Riot squads were summoned to deal with clashes between members of Hindu and Muslim communities in Leicester at the weekend.
Footage shared on social media shows disorder has now erupted 65 kilometres (40 miles) away in Smethwick, near Birmingham.
Masked and hooded men were seen congregating outside the Durga Bhawan Hindu temple, which was reportedly pelted with bottles and firecrackers.
In footage shared on Twitter and seen by The National, officers wearing vests push the crowd back, away from the temple.
British police were diverted from Queen Elizabeth II’s state funeral in London following disorder in Leicester at the weekend.
The trouble was sparked by a protest in the east of the city on Saturday, according to police.
But a Leicester faith leader said violence first began between the communities as a result of a “country-based dispute” after the Asia Cup cricket match between India and Pakistan on August 28.
India defeated Pakistan in the fixture, prompting celebrations in Leicester, where young men reportedly draped themselves in Indian flags.

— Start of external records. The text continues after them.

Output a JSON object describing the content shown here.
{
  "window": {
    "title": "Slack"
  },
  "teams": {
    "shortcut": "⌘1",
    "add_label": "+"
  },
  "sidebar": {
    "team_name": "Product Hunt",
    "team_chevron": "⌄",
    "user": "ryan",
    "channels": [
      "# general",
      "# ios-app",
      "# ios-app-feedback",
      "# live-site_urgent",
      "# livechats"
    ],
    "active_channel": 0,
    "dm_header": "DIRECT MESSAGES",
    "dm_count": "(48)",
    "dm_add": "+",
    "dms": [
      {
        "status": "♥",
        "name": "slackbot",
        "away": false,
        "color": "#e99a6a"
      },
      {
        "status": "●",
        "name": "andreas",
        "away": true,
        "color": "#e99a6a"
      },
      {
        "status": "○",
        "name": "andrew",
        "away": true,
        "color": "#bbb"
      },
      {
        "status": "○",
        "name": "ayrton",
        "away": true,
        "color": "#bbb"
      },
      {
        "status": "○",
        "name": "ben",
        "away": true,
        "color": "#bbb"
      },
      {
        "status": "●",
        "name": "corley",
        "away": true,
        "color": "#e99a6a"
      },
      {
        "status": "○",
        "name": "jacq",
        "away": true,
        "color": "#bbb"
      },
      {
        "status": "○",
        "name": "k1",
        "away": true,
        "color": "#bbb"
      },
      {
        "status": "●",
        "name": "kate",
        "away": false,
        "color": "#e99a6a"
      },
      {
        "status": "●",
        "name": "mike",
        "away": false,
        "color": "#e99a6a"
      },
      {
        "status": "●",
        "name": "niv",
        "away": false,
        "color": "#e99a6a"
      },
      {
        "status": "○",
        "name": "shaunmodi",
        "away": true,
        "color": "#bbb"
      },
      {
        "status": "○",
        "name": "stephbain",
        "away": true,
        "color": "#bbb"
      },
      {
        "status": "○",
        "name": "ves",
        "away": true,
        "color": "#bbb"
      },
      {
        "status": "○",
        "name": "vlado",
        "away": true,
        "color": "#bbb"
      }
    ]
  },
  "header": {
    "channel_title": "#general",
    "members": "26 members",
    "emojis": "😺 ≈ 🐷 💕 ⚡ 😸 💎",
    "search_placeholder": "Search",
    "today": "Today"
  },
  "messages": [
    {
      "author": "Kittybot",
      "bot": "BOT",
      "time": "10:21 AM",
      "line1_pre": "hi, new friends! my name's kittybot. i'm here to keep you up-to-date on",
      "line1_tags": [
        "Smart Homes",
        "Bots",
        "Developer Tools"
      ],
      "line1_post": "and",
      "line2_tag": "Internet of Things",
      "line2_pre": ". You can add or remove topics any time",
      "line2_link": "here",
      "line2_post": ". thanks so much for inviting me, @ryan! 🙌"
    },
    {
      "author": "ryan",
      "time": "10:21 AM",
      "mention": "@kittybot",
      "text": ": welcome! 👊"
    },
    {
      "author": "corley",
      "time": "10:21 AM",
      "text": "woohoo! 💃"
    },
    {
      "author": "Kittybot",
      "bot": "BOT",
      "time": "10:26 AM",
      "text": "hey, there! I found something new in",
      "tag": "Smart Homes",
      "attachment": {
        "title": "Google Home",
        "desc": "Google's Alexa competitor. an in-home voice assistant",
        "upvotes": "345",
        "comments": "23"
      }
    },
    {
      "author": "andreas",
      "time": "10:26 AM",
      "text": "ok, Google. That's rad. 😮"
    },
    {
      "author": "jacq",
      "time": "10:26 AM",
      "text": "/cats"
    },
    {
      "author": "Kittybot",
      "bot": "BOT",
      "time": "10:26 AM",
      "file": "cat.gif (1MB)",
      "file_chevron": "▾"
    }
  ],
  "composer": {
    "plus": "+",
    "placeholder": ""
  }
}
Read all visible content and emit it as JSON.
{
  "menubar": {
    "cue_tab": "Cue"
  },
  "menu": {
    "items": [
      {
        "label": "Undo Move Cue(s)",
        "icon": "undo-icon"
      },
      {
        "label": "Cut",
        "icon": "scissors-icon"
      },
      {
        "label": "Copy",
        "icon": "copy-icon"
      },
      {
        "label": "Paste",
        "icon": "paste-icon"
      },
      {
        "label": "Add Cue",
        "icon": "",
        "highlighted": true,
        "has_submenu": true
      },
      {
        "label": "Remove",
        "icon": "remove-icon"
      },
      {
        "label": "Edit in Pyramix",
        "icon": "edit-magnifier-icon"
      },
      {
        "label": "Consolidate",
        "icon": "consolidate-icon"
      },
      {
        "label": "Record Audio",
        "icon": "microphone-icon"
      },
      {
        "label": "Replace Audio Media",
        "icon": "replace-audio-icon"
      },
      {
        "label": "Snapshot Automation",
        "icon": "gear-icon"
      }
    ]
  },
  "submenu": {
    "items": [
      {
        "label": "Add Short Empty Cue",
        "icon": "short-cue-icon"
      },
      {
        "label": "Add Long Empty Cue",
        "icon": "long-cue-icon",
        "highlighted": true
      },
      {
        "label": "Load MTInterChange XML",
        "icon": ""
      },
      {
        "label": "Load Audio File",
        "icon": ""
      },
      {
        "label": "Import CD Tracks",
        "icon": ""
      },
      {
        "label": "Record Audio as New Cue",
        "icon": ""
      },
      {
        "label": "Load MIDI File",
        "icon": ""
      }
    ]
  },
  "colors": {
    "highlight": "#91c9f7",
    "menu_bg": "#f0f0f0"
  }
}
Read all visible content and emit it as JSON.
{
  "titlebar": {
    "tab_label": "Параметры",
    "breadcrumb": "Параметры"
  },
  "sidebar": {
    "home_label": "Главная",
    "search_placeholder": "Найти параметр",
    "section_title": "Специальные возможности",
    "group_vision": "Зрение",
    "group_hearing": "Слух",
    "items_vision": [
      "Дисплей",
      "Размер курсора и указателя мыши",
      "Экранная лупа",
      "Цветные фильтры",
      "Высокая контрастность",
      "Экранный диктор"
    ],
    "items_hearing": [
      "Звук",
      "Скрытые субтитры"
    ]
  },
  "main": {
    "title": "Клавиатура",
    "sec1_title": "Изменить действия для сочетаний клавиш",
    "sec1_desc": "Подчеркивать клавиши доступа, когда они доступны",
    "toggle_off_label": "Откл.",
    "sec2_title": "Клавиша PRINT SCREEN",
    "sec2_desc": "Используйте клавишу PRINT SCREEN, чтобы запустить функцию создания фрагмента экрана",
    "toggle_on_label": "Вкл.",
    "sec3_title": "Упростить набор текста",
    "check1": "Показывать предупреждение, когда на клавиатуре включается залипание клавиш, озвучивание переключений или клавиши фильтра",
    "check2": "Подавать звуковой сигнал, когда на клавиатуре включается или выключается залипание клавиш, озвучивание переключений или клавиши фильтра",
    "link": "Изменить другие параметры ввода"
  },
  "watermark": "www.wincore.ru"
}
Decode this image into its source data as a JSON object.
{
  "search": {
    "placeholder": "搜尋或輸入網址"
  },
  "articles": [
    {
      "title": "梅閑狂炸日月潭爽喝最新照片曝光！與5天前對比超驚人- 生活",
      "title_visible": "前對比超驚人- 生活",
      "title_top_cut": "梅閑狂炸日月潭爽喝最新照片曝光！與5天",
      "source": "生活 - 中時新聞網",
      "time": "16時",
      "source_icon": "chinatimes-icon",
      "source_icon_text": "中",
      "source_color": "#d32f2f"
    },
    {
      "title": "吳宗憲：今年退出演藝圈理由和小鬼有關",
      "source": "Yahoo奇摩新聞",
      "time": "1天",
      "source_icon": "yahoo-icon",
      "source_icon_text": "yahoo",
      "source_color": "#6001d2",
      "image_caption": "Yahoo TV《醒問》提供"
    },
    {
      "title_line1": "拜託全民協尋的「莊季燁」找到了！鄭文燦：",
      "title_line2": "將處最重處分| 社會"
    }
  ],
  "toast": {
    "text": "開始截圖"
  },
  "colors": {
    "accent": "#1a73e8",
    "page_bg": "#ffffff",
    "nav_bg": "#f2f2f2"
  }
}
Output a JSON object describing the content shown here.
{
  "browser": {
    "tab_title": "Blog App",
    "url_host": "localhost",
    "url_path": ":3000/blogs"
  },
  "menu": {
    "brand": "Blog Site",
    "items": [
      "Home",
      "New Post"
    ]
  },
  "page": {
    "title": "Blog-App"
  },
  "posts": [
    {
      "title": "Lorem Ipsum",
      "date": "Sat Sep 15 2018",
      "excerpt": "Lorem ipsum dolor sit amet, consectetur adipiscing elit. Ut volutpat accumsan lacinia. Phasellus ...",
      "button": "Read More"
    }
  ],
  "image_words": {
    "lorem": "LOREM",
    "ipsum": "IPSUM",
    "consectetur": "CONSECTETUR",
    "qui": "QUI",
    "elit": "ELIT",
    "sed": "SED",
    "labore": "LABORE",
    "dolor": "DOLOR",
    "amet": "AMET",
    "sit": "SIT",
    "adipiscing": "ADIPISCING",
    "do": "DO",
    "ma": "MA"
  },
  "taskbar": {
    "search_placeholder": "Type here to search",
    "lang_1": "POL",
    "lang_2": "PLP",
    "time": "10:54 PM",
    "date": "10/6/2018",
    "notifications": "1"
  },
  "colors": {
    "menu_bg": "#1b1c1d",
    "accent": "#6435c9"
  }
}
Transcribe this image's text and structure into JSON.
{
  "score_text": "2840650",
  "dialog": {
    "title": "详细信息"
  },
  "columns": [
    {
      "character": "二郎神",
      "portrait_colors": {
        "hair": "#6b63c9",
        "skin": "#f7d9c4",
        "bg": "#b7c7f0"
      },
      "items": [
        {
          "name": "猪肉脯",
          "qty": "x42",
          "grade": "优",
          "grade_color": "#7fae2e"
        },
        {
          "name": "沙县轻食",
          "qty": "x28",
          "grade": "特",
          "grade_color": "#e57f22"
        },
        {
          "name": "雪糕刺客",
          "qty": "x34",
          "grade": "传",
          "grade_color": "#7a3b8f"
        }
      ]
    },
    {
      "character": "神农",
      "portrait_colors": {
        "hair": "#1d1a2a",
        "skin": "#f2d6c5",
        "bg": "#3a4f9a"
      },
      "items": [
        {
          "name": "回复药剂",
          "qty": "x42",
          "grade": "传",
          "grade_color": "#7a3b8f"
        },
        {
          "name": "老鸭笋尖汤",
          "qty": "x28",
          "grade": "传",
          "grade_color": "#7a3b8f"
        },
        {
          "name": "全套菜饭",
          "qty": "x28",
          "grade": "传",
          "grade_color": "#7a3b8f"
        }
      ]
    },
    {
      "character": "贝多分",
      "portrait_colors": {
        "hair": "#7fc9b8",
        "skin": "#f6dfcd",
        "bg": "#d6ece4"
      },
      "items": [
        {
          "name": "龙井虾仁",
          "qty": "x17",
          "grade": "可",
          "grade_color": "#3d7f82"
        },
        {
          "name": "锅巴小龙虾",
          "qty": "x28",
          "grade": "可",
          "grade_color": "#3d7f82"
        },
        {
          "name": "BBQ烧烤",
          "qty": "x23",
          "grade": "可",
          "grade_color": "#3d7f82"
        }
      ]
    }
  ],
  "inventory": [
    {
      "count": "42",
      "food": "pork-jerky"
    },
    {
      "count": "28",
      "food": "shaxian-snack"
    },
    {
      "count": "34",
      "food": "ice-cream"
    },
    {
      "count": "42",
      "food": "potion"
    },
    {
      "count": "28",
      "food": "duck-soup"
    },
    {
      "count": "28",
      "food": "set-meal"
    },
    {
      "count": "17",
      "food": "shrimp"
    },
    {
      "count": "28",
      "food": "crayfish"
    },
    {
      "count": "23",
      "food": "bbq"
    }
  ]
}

Violence broke out and one man was arrested. Footage appeared to show Indian supporters chant ‘Pakistan Murdabad’, a Partition-era slogan which means “death to Pakistan”.
A series of incidents followed, said police, and the disorder has since led to 47 arrests.
Half of the first 18 people arrested came from outside the county, it has been reported. Sixteen officers and a police dog were injured in the violence.
Community leaders have claimed outsiders were sowing disorder by spreading false information to inflame religious tension.
Tensions in Leicester have been simmering for months, said independent MP for Leicester East, Claudia Webbe.
She said some constituents had voiced fears to her that violence was driven in part by “underlying Islamophobia in parts of Leicester’s communities, rather than an isolated incident”.
Suleman Nagdi, from the city's Federation of Muslim Organisations, said it was the first time he could remember the Hindu and Muslim communities becoming violent. Mr Nagdi said “loyalties kicked in” after last month's cricket match.
“The start [of the disorder] was the cricket match ― it is a country-based dispute.
“It is usually younger people who are involved in it ― hopefully we can connect with their parents,” he said.